If your medicine cabinet contains expired prescription or over-the-counter medications, disposing of them properly is a concern for everyone. While some medications are safe to throw in the trash - others are not.
According to the FDA, some powerful medication labels instruct the medication to be flushed due to danger of unintentional use or overdose. This is the safest method of disposing controlled substances. Some medications can still be powerful even after the expiration date and you should always use caution when disposing of them.
The FDA advises that the following drugs be flushed down the toilet and not thrown in the trash:
- Actiq (fentanyl citrate)
- Daytrana Transdermal System (methyphenidate)
- Duragesic Transdermal System (fentanyl)
- OxyContin Tablets (oxycodone)
- Avinza Capsules (morphine sulfate)
- Baraclude Tablets (entecavir)
- Reyataz Capsules (atanavir sulfate)
- Tequin Tablets (gatifloxacin)
- Zerit for Oral Solution (stavudine)
- Meperidine HCI Tablets
- Percocet (Oxycodone and Acetaminophen)
- Xyrem (Sodium Oxybate)
- Fentora (fentanyl buccal tablet)
Although many people are concerned about flushing these medications because of the risk of contaminating the water supply, most drugs are not completely absorbed by the body and enter the environment after passing through waste water treatment plants according to an Environmental Assessment Expert in FDA’s Center for Drug Evaluation and Research. So, flushing these types of medications is still the safest way to dispose of them. For inhalers, depending on the type, most can be thrown in household trash.
You should always refer to the information that is packaged with your medication. Here are some guidelines to follow for any medication without disposal instructions whether expired or not.
Read the label for instructions.
- If there are no instructions for disposal of the medication, take it out of the original container, put into a zip lock bag with coffee grounds or something equally undesirable to deter children and pets from eating it and throw it in the trash.
- Contact your pharmacy to see if they have a program for disposing of unused medications.
- Before throwing away your medicine bottle, remove the label or scratch out your name and other private information.
- Do not give your medications to friends or family members. Everyone is different and anyone taking non-prescribed medication can have life-threatening consequences.
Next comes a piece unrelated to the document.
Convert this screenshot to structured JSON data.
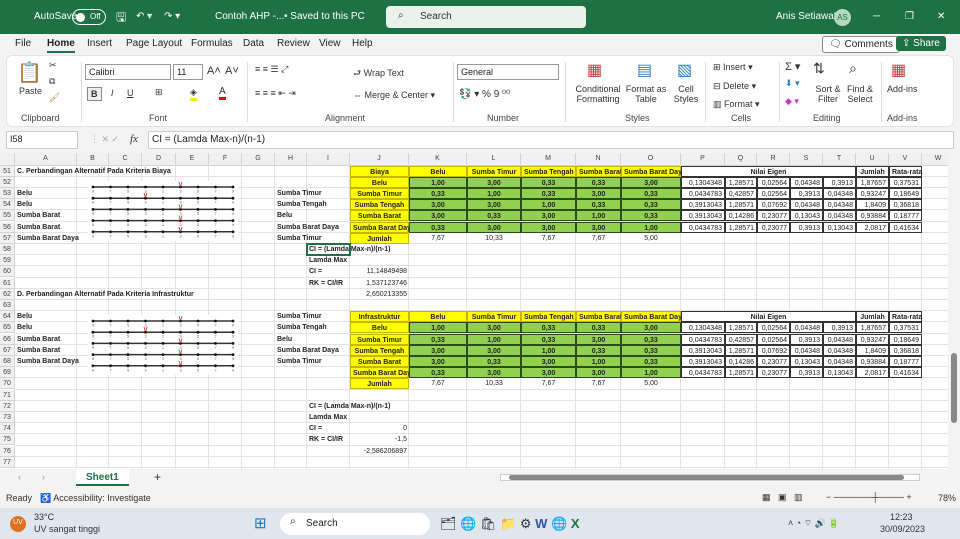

If you are unsure what to do with your old medications, please call your pharmacist for help.
For more information about the disposal of unused medications, please call Wooster Community Pharmacy at 330-202-5570.